A lot of people have been saying that the idea of doing what you love, following your passion, is actually a negative thing. It sets you up for failure. Of course, a select few in the world are the rare exception, but most likely you’ll end up disappointed, working a job that does what it needs to, slogging through life until you die. This is what they are saying that following your passion will do to you.
I’m writing this to tell you that there is no rare exception. Either a person becomes successful doing what they are passionate about or they fail, and chances are, the majority who fail weren’t all that passionate about it to begin with. The reason this idea that following your passion will leave you broken is, in my opinion, because passion is being confused with interest.
An interest is defined as a few different things, but in this context, it means “a subject about which one is concerned or enthusiastic”. To be enthusiastic is to find intense enjoyment, interest, or approval in something. From childhood, we develop interests. We either pursue them or let them die. The ones we pursue grow. As we mature and move into adulthood, they either dictate our path and come into full bloom, or they don’t, and they either diminish or die like the rest. This is interest. An interest pursued can lead to personal and professional reward when nurtured, and yes, this is a good thing.
Passion means: 1) strong and barely controllable emotion
2) the suffering and death of Jesus
Passion is something that requires everything you’ve got to contain it. Passion is something you willingly walk twenty miles, barefoot, in the snow, uphill both ways for and don’t complain. Passion is something that, for better or for worse, you just can’t live without. It’s getting-nailed-to-the-cross-for-it serious. Now, whether you believe in Jesus doesn’t matter. The point is made. This is something that transcends a career, a job, a hobby, a favorite pastime, or even an addiction.
The reason that passion gets so confused with interest is because it is misunderstood to be the pursuit of a thing or a vocation. Consider this, however:
If the only thing Billy wants to do is be a film director as great as Spielberg, it’s not because he is passionate about directing. It’s because he’s passionate about creating something that impacts other people in the way Spielberg’s films impacted him. In that sense, he doesn’t have to be a director to succeed and find fulfillment. He just needs to be involved in making films.
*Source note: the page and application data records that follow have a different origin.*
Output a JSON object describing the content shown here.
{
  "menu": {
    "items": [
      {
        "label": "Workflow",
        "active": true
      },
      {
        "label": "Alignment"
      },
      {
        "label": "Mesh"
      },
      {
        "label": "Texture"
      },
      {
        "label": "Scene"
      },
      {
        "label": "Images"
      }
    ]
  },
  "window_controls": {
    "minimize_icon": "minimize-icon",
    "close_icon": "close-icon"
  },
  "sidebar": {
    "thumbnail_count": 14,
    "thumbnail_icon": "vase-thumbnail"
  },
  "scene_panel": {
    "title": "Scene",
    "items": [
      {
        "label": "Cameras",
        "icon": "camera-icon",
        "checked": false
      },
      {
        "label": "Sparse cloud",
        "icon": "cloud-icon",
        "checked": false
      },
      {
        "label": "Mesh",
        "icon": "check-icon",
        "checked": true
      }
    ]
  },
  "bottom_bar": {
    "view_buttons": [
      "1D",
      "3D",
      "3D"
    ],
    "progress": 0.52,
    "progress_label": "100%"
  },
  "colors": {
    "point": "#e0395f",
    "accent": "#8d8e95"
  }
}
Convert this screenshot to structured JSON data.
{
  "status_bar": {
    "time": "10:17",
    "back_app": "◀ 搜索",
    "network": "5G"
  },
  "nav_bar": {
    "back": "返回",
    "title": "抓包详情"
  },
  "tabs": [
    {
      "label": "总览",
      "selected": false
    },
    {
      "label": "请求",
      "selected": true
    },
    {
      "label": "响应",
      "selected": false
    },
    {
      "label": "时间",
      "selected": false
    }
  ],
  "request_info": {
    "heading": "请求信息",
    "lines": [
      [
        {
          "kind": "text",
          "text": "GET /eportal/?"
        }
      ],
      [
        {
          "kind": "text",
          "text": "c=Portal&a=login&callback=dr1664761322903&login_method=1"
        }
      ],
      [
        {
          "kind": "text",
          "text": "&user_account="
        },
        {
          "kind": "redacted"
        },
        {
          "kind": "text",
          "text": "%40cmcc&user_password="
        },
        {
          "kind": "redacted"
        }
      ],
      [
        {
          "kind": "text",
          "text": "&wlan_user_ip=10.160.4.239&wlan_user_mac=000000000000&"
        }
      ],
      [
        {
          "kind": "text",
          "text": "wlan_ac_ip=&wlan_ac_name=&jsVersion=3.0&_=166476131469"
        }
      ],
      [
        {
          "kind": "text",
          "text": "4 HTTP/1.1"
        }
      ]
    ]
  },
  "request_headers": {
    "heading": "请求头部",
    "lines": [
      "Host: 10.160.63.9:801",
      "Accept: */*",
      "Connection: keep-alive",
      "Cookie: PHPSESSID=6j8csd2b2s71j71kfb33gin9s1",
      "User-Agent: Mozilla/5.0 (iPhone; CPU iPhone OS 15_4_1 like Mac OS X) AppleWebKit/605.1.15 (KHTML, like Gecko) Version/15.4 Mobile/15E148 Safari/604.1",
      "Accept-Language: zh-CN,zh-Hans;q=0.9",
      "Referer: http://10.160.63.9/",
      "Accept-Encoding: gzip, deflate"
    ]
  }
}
If all Jane wants is to be a neurosurgeon, she won’t become one if it’s just for the title or the salary. She will become a neurosurgeon because she is passionate about understanding neurology; how different things affect the nervous system, the human body, and everyday life; and in turn how she herself might contribute to the field. She doesn’t have to be a neurosurgeon to find fulfillment, however. All she needs to do is be involved in that field of study and work.
Have you ever wondered how some people work in what are equated to menial jobs yet are still so happy? Because they are following their passion of service and humility, of being that person who is taking care of the little things that make other people’s lives easier, of maybe bringing a smile to someone else’s face.
It must be understood that passion can manifest itself in different ways. It has nothing to do with jobs, with salaries, promotions, titles, degrees, or anything else. There are many people out there who would like you to believe otherwise and will tell you their horror stories of following their passion and how it didn’t work out for them. Unfortunately, many people believe them and choose to not pursue what they’re passionate about. “It’s not going to happen, so why even try?” “It’s not working for other people, so why should I think I’m special?”
It’s a sad story to walk away from passion, and it’s unlikely that most people know when they’re doing it. They’re probably only doing what’s expected of them. But convention is the death of passion. If you want a life that’s different, you must live it differently. There is a reason why people who pursue their passions tell you to do the same. There is a reason why the naysayers of passion will tell you to forget it.
The bottom line is that passion is something that exists within each person. It is not the byproduct of developing a skill or simply doing what you’re good at. At the same rate, you don’t have to pursue it to find happiness. However, if you want something that makes you excited to get out of bed each morning, if you want something that inspires you to improve yourself, if you want something that assures you of your purpose by its sheer existence, if you want fulfillment, without apology and without compromise follow your passion.